HOW TO COMPLETE THIS TASK – The text of every record, exactly as given and with no pictures, should be your output.

EXERCISE INPUT –
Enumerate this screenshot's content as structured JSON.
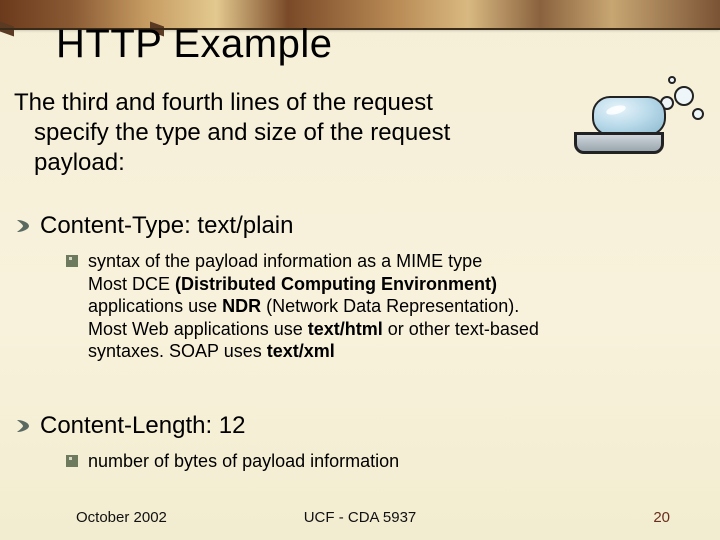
{
  "title": "HTTP Example",
  "intro": {
    "line1": "The third and fourth lines of the request",
    "line2": "specify the type and size of the request",
    "line3": "payload:"
  },
  "section1": {
    "head": "Content-Type: text/plain",
    "sub1": "syntax of the payload information as a MIME type",
    "sub2a": "Most DCE ",
    "sub2b": "(Distributed Computing Environment)",
    "sub3a": "applications use ",
    "sub3b": "NDR",
    "sub3c": " (Network Data Representation).",
    "sub4a": "Most Web applications use ",
    "sub4b": "text/html",
    "sub4c": " or other text-based",
    "sub5a": "syntaxes. SOAP uses ",
    "sub5b": "text/xml"
  },
  "section2": {
    "head": "Content-Length: 12",
    "sub1": "number of bytes of payload information"
  },
  "footer": {
    "date": "October 2002",
    "center": "UCF - CDA 5937",
    "num": "20"
  }
}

WRITTEN ANSWER –
Enumerate this screenshot's content as structured JSON.
{
  "title": "HTTP Example",
  "intro": {
    "line1": "The third and fourth lines of the request",
    "line2": "specify the type and size of the request",
    "line3": "payload:"
  },
  "section1": {
    "head": "Content-Type: text/plain",
    "sub1": "syntax of the payload information as a MIME type",
    "sub2a": "Most DCE ",
    "sub2b": "(Distributed Computing Environment)",
    "sub3a": "applications use ",
    "sub3b": "NDR",
    "sub3c": " (Network Data Representation).",
    "sub4a": "Most Web applications use ",
    "sub4b": "text/html",
    "sub4c": " or other text-based",
    "sub5a": "syntaxes. SOAP uses ",
    "sub5b": "text/xml"
  },
  "section2": {
    "head": "Content-Length: 12",
    "sub1": "number of bytes of payload information"
  },
  "footer": {
    "date": "October 2002",
    "center": "UCF - CDA 5937",
    "num": "20"
  }
}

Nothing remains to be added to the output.